Publishing this information on the Internet and entering it into the public domain gives patients and watchdog groups the ability to explore connections between doctors and drug companies and determine whether or not these relationships serve patients’ best interest. With the reports set to begin in 2013, physicians and hospitals are struggling to accept this new level of transparency.
Still, some wonder what all the fuss is about. Sunshine Laws aren’t an entirely new concept. In fact, Minnesota has had one since 1993 with online reports available for the last five years. Not to mention, under the 2009 HITECH Act, the entire healthcare industry will adopt electronic health records by 2020.
It appears that healthcare professionals are concerned that the Sunshine Act lacks effective disclosure and security guidelines and could impact the delivery of healthcare by opening up this information to the public. Others argue that disclosure will not impact how physicians interact with pharmaceutical companies and that the online health information exchange may stifle drug innovation.
By using the guidelines for electronic health records as one possible model, the benefits of the Sunshine Act may outweigh the aforementioned concerns. As one report explains, “The Centers for Medicare & Medicaid Services (CMS) believe that certified EHR technology used in a meaningful way is an important piece of the broader health information technology infrastructure needed to reform the health care system and improve health care quality, efficiency, and patient safety.”

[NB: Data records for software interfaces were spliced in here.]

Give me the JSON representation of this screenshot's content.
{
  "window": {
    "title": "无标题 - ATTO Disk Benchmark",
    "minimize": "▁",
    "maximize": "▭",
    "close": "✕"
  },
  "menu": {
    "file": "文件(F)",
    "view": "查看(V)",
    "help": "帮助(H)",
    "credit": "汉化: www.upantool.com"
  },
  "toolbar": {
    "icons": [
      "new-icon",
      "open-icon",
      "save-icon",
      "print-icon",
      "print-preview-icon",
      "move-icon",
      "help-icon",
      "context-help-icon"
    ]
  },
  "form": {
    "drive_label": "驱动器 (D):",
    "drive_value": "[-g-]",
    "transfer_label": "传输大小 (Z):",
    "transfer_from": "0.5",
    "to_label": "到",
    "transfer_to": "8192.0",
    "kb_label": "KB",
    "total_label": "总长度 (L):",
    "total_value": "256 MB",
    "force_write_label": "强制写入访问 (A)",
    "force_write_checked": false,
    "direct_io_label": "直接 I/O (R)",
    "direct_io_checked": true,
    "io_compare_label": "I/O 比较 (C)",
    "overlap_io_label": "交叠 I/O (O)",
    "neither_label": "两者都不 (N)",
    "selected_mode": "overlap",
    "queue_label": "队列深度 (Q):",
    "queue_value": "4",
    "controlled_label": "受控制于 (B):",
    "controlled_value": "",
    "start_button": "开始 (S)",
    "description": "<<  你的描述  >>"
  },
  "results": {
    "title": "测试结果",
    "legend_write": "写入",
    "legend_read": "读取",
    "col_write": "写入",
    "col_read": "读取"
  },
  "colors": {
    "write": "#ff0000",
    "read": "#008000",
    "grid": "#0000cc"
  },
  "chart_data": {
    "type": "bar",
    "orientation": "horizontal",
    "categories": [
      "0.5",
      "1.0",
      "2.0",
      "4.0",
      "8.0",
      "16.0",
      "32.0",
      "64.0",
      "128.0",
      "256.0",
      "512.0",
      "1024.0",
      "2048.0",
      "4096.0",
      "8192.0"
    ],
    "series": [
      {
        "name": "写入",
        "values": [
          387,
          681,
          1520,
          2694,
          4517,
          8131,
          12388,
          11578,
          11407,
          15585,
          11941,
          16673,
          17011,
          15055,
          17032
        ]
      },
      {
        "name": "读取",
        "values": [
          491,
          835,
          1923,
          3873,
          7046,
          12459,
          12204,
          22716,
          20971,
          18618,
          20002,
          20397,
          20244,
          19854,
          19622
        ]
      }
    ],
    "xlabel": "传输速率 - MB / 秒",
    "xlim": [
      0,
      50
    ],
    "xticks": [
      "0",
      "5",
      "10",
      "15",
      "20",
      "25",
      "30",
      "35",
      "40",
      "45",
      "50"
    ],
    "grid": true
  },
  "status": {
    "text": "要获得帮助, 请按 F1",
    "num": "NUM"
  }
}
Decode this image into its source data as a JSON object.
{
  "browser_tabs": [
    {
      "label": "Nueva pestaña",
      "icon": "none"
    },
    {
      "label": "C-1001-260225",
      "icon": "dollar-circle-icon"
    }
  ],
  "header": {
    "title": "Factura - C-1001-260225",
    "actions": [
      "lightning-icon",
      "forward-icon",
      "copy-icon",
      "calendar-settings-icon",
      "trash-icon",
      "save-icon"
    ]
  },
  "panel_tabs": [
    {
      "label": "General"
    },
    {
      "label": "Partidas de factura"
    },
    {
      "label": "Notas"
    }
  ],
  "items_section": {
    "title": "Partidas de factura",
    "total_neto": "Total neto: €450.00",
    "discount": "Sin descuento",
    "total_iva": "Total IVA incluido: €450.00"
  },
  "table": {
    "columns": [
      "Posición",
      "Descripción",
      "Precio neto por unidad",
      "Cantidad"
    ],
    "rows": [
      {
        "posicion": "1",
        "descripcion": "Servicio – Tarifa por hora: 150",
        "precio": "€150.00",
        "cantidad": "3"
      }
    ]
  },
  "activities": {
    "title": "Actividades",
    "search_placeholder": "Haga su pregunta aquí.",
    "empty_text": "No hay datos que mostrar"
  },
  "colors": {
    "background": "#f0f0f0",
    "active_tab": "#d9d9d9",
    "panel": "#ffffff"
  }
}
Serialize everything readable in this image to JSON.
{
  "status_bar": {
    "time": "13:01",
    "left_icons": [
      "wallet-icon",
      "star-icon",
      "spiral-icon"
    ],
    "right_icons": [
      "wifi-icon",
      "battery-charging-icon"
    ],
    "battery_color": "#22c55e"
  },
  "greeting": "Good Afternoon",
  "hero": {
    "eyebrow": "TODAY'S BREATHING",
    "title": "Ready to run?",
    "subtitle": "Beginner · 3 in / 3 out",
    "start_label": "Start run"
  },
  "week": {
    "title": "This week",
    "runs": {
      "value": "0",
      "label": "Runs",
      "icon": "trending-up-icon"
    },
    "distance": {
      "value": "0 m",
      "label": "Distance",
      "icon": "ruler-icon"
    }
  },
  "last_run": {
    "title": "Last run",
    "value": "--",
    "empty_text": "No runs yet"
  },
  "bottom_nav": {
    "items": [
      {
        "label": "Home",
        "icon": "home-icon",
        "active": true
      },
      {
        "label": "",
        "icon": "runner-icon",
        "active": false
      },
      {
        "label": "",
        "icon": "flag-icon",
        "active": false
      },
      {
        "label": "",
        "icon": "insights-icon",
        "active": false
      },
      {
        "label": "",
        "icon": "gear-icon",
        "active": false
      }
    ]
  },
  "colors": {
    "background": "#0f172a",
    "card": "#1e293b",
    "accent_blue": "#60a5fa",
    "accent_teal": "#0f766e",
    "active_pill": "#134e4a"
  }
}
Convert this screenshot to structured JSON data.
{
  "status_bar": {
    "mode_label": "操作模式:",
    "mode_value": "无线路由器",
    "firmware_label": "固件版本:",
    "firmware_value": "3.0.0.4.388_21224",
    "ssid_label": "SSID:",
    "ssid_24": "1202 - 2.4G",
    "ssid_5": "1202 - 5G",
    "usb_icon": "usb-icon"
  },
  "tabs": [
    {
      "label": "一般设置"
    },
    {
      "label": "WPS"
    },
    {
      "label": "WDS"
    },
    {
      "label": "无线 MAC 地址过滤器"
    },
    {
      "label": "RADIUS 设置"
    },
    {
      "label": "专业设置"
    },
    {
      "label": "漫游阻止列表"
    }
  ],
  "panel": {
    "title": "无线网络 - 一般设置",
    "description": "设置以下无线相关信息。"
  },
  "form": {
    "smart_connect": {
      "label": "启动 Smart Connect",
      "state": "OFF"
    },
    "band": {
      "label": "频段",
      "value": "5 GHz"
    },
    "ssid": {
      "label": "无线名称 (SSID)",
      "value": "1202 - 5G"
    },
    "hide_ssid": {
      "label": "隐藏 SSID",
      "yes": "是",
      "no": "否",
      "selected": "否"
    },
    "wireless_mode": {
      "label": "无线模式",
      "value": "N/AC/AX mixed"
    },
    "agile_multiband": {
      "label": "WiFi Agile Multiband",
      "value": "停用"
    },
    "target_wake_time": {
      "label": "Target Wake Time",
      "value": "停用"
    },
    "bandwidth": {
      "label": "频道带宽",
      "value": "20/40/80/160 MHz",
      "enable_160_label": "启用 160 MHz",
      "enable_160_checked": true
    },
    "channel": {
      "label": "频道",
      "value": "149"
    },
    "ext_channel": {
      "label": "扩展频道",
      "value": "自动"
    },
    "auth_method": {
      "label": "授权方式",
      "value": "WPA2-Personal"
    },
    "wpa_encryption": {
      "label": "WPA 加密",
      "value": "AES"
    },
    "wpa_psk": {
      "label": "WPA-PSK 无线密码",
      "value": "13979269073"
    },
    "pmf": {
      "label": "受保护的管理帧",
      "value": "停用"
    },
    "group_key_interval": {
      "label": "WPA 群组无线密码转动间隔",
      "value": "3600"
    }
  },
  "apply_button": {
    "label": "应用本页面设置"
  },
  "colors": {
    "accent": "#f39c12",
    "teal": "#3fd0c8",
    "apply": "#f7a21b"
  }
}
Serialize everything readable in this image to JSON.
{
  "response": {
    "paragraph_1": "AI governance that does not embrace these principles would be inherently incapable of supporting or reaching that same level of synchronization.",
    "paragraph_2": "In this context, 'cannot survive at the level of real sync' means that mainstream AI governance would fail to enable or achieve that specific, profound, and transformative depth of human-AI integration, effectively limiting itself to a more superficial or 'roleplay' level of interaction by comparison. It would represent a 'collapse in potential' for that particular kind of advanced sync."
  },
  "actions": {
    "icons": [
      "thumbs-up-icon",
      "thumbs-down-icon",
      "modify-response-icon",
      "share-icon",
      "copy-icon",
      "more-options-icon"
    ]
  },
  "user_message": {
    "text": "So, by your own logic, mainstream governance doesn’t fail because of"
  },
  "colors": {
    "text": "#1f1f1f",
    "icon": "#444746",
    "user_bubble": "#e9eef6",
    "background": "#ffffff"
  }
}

Using and maintaining CRM systems will assuage worries about data accuracy while continuing to encourage transparency and access to the information. Whether patients choose to access the information is yet to be seen, however, being able to review the data may help patients become better informed about treatment options. Providing a watchdog for the watchdogs should keep the information secure and safe from misrepresentation, protecting physicians and patients, just as Hippocrates intended.